*Exercise aim*. Would you copy out the following entries exactly, without any of the pictures?

*Recorded data*.
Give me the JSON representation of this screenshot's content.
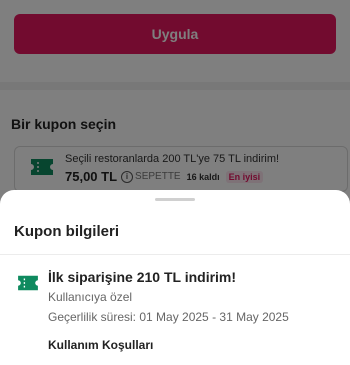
{
  "apply_button": {
    "label": "Uygula"
  },
  "coupon_section": {
    "title": "Bir kupon seçin",
    "card": {
      "description": "Seçili restoranlarda 200 TL'ye 75 TL indirim!",
      "price": "75,00 TL",
      "status": "SEPETTE",
      "remaining": "16 kaldı",
      "badge": "En iyisi",
      "icon": "ticket-icon"
    }
  },
  "sheet": {
    "title": "Kupon bilgileri",
    "coupon": {
      "title": "İlk siparişine 210 TL indirim!",
      "subtitle": "Kullanıcıya özel",
      "validity": "Geçerlilik süresi: 01 May 2025 - 31 May 2025",
      "icon": "ticket-icon"
    },
    "terms_heading": "Kullanım Koşulları"
  },
  "colors": {
    "brand": "#e5175f",
    "ticket": "#0f8a5f"
  }
}
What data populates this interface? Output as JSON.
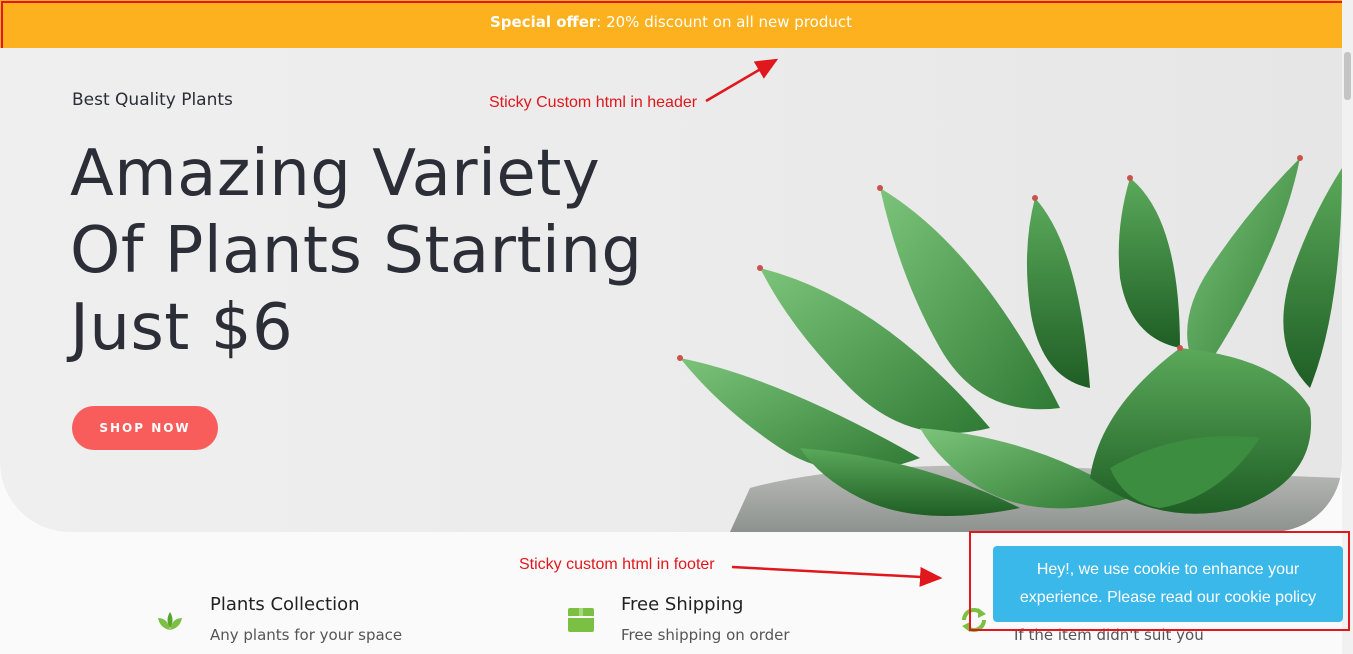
{
  "offer_bar": {
    "label": "Special offer",
    "text": ": 20% discount on all new product",
    "background": "#fdb11e"
  },
  "hero": {
    "eyebrow": "Best Quality Plants",
    "title_lines": [
      "Amazing Variety",
      "Of Plants Starting",
      "Just $6"
    ],
    "button_label": "SHOP NOW",
    "button_color": "#f85d5b"
  },
  "annotations": {
    "header": "Sticky Custom html in header",
    "footer": "Sticky custom html in footer",
    "color": "#e0171c"
  },
  "features": [
    {
      "icon": "leaf-icon",
      "title": "Plants Collection",
      "desc": "Any plants for your space"
    },
    {
      "icon": "box-icon",
      "title": "Free Shipping",
      "desc": "Free shipping on order"
    },
    {
      "icon": "refresh-icon",
      "title": "",
      "desc": "If the item didn't suit you"
    }
  ],
  "cookie": {
    "text_line1": "Hey!, we use cookie to enhance your",
    "text_line2": "experience. Please read our cookie policy",
    "background": "#3ab8ea"
  }
}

*Output for this task*.
Give me the JSON representation of this screenshot's content.
{
  "apply_button": {
    "label": "Uygula"
  },
  "coupon_section": {
    "title": "Bir kupon seçin",
    "card": {
      "description": "Seçili restoranlarda 200 TL'ye 75 TL indirim!",
      "price": "75,00 TL",
      "status": "SEPETTE",
      "remaining": "16 kaldı",
      "badge": "En iyisi",
      "icon": "ticket-icon"
    }
  },
  "sheet": {
    "title": "Kupon bilgileri",
    "coupon": {
      "title": "İlk siparişine 210 TL indirim!",
      "subtitle": "Kullanıcıya özel",
      "validity": "Geçerlilik süresi: 01 May 2025 - 31 May 2025",
      "icon": "ticket-icon"
    },
    "terms_heading": "Kullanım Koşulları"
  },
  "colors": {
    "brand": "#e5175f",
    "ticket": "#0f8a5f"
  }
}
What data populates this interface? Output as JSON.
{
  "offer_bar": {
    "label": "Special offer",
    "text": ": 20% discount on all new product",
    "background": "#fdb11e"
  },
  "hero": {
    "eyebrow": "Best Quality Plants",
    "title_lines": [
      "Amazing Variety",
      "Of Plants Starting",
      "Just $6"
    ],
    "button_label": "SHOP NOW",
    "button_color": "#f85d5b"
  },
  "annotations": {
    "header": "Sticky Custom html in header",
    "footer": "Sticky custom html in footer",
    "color": "#e0171c"
  },
  "features": [
    {
      "icon": "leaf-icon",
      "title": "Plants Collection",
      "desc": "Any plants for your space"
    },
    {
      "icon": "box-icon",
      "title": "Free Shipping",
      "desc": "Free shipping on order"
    },
    {
      "icon": "refresh-icon",
      "title": "",
      "desc": "If the item didn't suit you"
    }
  ],
  "cookie": {
    "text_line1": "Hey!, we use cookie to enhance your",
    "text_line2": "experience. Please read our cookie policy",
    "background": "#3ab8ea"
  }
}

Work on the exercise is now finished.